Soft landing narrative hit by macro cracks
Investors, who have already fully embraced the soft landing narrative, might be putting themselves in a difficult position as the macro tailwinds begin to fade, according to ClearBridge Investments.
“Any tailwind from higher fiscal spending could be weakened or non-existent should government spending caps go into effect. The other lever to stave off a slowdown, monetary easing, also appears to be off the table as the Fed remains hamstrung by inflation and a tight labor market,” Jeff Schultze, director and head of economic and market strategy at ClearBridge Investments, said.
“We worry that many investors have fully embraced the soft landing narrative and are facing potentially the most dangerous part of this cycle’s climb with their guard down.”
He pointed to auto and credit card delinquency rates which were already above the peaks seen during the last economic expansion, and student loan delinquencies which were poised to rise as the repayment moratorium expired.
“Given the challenges consumers are facing, these strains could grow worse in the coming quarters,” he said.
According to Schultze, another crack was evident in the labour market itself. According to him, even though the economy continued to add jobs, every payroll release this year has been revised lower, and the preliminary benchmark revision last month reduced the March baseline by a further -306,000 jobs.
“Large downward revisions to the labor report have historically clustered around economic inflection points, with a similar streak of negative revisions occurring in 2007 in the run-up to the Global Financial Crisis. This data should not set off an immediate recession alarm, but rather is a sign that the labor market may be weaker than perceived,” he said.
“We believe the path of the labor market will determine whether the economy continues along the soft landing path or slips into recession,” he said.
Schultze also added that generationally high inflation and a tight labor market left the Fed hamstrung and likely slower to react to unfavourable data and more targeted when it does.
On top of that, a frozen Fed presented a significant risk to economic growth and could even allow what might have otherwise been a mild recession to metastasize into something worse.
“In summary, widening cracks across the economy and capital markets could short circuit the current rally. That path should become clearer in the coming quarters as we move through the crux.

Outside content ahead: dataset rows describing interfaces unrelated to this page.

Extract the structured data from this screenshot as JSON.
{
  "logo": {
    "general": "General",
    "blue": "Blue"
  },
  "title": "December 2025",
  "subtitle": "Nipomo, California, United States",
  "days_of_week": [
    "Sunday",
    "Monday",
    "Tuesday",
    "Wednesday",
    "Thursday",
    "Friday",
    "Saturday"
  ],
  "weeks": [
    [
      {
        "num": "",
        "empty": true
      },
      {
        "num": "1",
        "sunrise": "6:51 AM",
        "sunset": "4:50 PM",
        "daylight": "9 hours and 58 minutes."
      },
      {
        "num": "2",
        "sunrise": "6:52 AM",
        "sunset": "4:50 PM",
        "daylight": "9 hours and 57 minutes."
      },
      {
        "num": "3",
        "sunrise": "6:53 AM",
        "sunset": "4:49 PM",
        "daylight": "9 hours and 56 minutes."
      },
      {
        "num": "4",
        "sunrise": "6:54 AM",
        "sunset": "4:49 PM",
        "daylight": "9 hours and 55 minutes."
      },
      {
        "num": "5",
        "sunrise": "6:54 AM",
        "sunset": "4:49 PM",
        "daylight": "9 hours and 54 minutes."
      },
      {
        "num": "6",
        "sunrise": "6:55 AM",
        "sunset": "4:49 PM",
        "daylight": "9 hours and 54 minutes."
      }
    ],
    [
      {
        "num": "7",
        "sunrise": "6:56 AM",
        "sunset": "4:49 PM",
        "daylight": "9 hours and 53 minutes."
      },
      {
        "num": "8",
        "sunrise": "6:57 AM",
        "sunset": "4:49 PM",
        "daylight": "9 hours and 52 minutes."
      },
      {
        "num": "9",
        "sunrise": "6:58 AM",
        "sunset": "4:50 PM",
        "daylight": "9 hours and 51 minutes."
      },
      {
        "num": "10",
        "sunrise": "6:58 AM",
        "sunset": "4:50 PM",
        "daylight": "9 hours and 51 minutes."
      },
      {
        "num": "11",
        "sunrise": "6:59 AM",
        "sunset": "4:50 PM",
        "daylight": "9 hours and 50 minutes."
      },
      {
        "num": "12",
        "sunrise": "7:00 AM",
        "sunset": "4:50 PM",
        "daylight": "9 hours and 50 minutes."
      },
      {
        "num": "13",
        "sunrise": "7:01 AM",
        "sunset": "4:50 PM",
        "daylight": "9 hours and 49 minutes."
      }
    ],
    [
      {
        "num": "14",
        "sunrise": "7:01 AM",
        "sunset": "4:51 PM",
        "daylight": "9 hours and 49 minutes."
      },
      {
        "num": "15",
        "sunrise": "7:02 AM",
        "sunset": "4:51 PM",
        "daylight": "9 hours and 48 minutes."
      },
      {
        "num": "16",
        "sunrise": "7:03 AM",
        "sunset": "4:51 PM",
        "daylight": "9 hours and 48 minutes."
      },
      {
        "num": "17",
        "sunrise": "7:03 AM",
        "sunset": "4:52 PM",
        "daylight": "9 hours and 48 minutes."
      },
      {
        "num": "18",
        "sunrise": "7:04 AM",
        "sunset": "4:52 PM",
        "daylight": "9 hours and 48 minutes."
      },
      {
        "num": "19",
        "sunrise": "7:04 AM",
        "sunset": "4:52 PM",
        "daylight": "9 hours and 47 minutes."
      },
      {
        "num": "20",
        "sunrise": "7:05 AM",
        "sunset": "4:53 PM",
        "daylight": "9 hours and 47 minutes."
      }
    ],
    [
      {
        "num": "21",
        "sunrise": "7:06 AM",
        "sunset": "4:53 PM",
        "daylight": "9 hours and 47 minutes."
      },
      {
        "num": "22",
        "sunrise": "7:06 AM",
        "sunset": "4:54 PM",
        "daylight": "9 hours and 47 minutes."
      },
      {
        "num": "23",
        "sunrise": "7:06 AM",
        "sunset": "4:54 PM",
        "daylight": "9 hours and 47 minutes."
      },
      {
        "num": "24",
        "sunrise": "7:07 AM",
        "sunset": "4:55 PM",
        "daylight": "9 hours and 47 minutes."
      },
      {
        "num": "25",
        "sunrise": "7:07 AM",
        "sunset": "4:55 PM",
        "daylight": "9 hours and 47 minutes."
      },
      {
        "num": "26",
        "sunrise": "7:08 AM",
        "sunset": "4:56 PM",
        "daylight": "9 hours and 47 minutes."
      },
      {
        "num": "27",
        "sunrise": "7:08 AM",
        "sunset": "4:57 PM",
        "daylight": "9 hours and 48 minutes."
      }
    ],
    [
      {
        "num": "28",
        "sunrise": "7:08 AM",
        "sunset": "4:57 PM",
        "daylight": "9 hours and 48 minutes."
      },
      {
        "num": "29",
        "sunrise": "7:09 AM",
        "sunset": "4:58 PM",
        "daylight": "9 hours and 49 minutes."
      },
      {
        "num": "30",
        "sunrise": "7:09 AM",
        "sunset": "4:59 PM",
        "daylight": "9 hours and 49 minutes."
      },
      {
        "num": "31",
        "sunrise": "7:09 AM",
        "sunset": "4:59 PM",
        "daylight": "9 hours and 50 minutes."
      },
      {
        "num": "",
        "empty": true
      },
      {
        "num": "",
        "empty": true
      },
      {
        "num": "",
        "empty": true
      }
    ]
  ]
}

“In the meantime, we continue to recommend tilts toward growth and defensive positioning until more clarity emerges on the economic path forward.”